TV Week Soap Extra – Magazine". Bauer Media. Archived from the
original on 6 October 2014. Retrieved 3 October 2014.
^ Idato, Michael (9 January 2014). "Prisoner X series on the way". The
Age. Retrieved 8 January 2014.
^ "Why Coronation Street's Kym Marsh is crippled by nerves!". TV Week
Soap Extra. January 2015. Retrieved 13 January 2015.
^ "EastEnders: 5 Jan – 7 Jan Soap Snapshots".
TV Week Soap Extra.
January 2015. Retrieved 13 January 2015.
^ "Emmerdale: Wednesday's Soap Snapshot".
TV Week Soap Extra. August
2014. Retrieved 3 October 2014.
^ "This week on Hollyoaks".
TV Week Soap Extra. August 2014. Retrieved
3 October 2014.
^ "Shortland Street: Friday August 1's Soap Snapshot".
TV Week Soap
Extra.

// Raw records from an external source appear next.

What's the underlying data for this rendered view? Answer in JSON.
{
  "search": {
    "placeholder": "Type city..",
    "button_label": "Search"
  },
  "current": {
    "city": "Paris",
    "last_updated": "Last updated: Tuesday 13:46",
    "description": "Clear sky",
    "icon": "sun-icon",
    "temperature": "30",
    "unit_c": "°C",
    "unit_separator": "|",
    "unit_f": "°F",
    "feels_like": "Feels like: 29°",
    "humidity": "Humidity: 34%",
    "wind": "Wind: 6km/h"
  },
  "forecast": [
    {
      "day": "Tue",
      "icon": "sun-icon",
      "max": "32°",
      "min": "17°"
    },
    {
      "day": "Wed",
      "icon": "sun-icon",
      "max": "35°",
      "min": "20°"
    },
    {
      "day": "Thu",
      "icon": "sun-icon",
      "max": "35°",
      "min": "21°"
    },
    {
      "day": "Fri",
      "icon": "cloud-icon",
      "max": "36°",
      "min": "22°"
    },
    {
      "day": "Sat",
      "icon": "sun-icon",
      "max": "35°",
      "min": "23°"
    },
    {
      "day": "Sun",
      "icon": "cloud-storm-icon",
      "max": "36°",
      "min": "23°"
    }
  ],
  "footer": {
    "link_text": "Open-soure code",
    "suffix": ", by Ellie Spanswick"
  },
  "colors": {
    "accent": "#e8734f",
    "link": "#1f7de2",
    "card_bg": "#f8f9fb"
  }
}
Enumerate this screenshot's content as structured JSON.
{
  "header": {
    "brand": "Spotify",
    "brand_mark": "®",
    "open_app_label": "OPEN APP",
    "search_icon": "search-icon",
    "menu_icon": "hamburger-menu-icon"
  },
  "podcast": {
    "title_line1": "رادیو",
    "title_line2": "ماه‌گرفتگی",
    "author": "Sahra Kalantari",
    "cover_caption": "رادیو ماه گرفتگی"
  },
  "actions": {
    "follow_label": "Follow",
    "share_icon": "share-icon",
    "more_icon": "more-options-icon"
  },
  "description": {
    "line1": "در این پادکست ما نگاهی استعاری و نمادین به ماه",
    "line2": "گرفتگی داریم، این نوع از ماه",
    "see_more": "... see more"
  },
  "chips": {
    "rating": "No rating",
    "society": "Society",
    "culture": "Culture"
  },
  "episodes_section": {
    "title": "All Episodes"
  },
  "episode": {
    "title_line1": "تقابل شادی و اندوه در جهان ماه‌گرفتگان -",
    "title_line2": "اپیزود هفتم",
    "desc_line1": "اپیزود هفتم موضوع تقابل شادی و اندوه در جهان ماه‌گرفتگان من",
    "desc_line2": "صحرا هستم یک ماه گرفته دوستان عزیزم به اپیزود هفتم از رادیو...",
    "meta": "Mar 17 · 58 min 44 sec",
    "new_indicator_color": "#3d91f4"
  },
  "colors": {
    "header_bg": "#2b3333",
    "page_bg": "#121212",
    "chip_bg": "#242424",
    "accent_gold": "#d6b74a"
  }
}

July 2014. Retrieved 3 October 2014.
^ a b c Sinclair, Lara (14 July 2014). "Bauer eye on extra soap for TV
lovers". The Australian. Retrieved 15 July 2014.
^ a b Knox, David (15 July 2014). "
TV Week to launch Soap Extra mag".
TV Tonight. Retrieved 3 October 2014.
^ Robinson, Luke (14 July 2014). "Bauer to launch
TV Week Soap Extra".
B&T. Retrieved 3 October 2014.
TV Week Soap Extra". Mag Shop. Retrieved 3 October 2014.
TV Week Soap Extra makes its debut!".
TV Week Soap Extra. July
2014. Retrieved 3 October 2014.
^ McWhirter, Erin (29 October – 11 November 2015). "Ed's letter". TV
Week Soap Extra (23): 3.
^ "Soap Extra's New Home".
TV Week Soap Extra (23): 2. 29 October –
11 November 2015.
^ Knox, David (4 November 2015). "Bauer folds
TV Week Soap Extra". TV
Tonight. Retrieved 4 November 2015.
The History Of Australian Television: TV Week
Bauer Media Group
The Australian Women's Weekly
The Australian Way
Alles für die Frau
Auf einen Blick
Auto Zeitung Classic Cars
Auto Zeitung Gebrauchtwagen
Das Neue Blatt
In meiner Küche
kochen & genießen
Laura Wohnen Kreativ
Mach mal Pause
Mein Hund & Ich
Mein TV & Ich
Pflege & Familie
Selbst ist der Mann
TV Hören und Sehen
TV Movie digital
Welt der Wunder
North & South
Motor Cycle News
Motor Cycle News (MCN)
Pregnancy & Birth
Take a Break
First for Women
In Touch Weekly
Ideas and Discoveries
Life & Style Weekly
Soaps In Depth
Bauer City 1
Free Radio Birmingham
Free Radio Coventry & Warwickshire
Free Radio Herefordshire & Worcestershire
Free Radio Shropshire & Black Country
Bauer City 2
Metro 2 Radio
Radio Aire 2
Radio City 2
Rock FM 2
West Sound (Ayrshire)
West Sound (Dumfries and Galloway)
Bauer City 3
Metro 3 Radio
Radio Aire 3
Radio City 3
Rock FM 3
Absolute Classic Rock
Absolute Radio Extra
Absolute Radio 60s
Absolute Radio 70s
Absolute Radio 80s
Absolute Radio 90s
Absolute Radio 00s
Magic (Regional FM in London & National DAB)
Planet Rock (National DAB)
Free Radio 80s
Radio City Talk
The Box Plus Network
4Music (run by Channel 4)